The Tories have become the zombies of British politics: still moving though dead from the neck down. And not only moving, but thriving. One Labour MP in Brighton spotted a baby in a red Babygro and said to me: “There’s our next [Labour] prime minister.” His Conservative counterparts also believe that their rivals are out of power for at least a decade.

Yet there are more threats to the zombie Tories than commonly believed. The European referendum will cause endless trouble for their whips over the coming years. And for all there’s a spring in the Conservative step at the moment, the party has a majority of only 12 in the Commons. Parliamentary defeats could easily become commonplace. But now that Labour has elected Jeremy Corbyn – either a more consensual or a more chaotic leader than his predecessors, depending on your perspective – division within parties will become a feature, rather than a quirk, at Westminster. There will be “splits” aplenty on both sides of the House.

The bigger threat to Tory hegemony is the spending cuts to come, and the still vulnerable state of the British economy. In the last parliament, George Osborne’s cuts fell predominantly on the poorest and those working in the public sector. They were accompanied by an extravagant outlay to affluent retirees. As my colleague Helen Lewis wrote last week, over the next five years, cuts will fall on the sharp-elbowed middle classes, not just the vulnerable. Reductions in tax credits, so popular among voters in the abstract, may prove just as toxic as the poll tax and the abolition of the 10p bottom income-tax rate – both of which were popular until they were actually implemented.

Added to that, the British economy has what the economist Stephen King calls “the Titanic problem”: a surplus of icebergs, a deficit of lifeboats. Many of the levers used by Gordon Brown and Mervyn King in the last recession are not available to David Cameron and the chief of the Bank of England, Mark Carney: debt-funded fiscal stimulus is off the table because the public finances are already in the red. Interest rates are already at rock bottom.

Yet against that grim backdrop, the Conservatives retain the two trump cards that allowed them to win in May: questions about Labour’s economic competence, and the personal allure of David Cameron. The public is still convinced that the cuts are the result of “the mess” left by Labour, however unfair that charge may be. If a second crisis strikes, it could still be the Tories who feel the benefit, if they can convince voters that the poor state of the finances is still the result of New Labour excess rather than Cameroon failure.

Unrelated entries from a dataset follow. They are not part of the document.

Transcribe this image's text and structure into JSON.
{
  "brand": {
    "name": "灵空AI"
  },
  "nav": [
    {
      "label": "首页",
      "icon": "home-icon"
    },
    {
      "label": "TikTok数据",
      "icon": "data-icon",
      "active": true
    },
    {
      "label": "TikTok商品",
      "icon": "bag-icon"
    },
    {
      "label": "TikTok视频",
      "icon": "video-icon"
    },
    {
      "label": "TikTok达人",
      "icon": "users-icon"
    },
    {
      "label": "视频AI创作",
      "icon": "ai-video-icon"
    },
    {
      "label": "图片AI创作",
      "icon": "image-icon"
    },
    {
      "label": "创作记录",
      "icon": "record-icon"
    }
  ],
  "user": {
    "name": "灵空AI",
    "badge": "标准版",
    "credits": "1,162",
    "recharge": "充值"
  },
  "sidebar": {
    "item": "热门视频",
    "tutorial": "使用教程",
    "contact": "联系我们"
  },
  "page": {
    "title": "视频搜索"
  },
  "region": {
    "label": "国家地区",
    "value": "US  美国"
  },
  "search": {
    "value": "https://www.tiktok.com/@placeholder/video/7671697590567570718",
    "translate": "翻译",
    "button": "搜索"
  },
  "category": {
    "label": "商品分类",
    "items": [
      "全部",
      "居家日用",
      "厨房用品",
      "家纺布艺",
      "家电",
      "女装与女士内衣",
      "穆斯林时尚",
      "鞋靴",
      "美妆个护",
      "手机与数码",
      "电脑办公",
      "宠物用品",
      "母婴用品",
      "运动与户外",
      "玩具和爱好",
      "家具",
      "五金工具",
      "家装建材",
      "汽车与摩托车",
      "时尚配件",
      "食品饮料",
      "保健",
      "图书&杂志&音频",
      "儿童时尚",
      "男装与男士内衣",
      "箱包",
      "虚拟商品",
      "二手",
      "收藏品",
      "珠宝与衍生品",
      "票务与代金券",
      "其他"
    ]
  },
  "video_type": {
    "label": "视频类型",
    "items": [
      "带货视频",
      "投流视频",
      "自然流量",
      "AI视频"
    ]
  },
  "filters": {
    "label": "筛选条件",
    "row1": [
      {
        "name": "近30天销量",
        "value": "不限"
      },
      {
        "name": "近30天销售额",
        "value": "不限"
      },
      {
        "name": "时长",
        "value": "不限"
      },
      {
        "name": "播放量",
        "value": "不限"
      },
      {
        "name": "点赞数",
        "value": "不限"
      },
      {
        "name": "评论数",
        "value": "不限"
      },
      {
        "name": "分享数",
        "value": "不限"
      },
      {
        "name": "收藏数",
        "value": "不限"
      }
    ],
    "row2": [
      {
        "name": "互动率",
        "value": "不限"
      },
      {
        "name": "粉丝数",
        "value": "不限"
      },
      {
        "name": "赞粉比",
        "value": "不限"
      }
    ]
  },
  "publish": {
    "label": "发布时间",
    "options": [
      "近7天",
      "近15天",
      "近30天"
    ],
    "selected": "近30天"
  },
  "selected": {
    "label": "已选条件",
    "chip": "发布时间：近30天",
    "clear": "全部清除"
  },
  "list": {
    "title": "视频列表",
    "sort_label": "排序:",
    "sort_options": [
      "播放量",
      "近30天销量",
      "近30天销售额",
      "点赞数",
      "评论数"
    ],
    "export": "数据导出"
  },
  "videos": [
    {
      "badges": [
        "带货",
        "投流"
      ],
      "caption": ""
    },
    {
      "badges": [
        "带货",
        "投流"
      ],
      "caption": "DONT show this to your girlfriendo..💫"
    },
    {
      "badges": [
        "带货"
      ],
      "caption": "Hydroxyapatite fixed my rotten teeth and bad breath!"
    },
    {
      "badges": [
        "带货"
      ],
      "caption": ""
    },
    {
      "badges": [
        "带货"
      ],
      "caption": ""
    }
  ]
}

As for Cameron, in 2015 it was his lead over Ed Miliband as Britons’ preferred prime minister that helped the Conservatives over the line. This time, it is his withdrawal from politics which could hand the Tories a victory even if the economy tanks or cuts become widely unpopular. He could absorb the hatred for the failures and the U-turns, and then hand over to a fresher face. Nicky Morgan or a Sajid Javid, say, could yet repeat John Major’s trick in 1992, breathing life into a seemingly doomed Conservative project. For Labour, the Tory zombie remains frustratingly lively. 

Stephen Bush is editor of the Staggers, the New Statesman’s political blog.

This article first appeared in the 01 October 2015 issue of the New Statesman, The Tory tide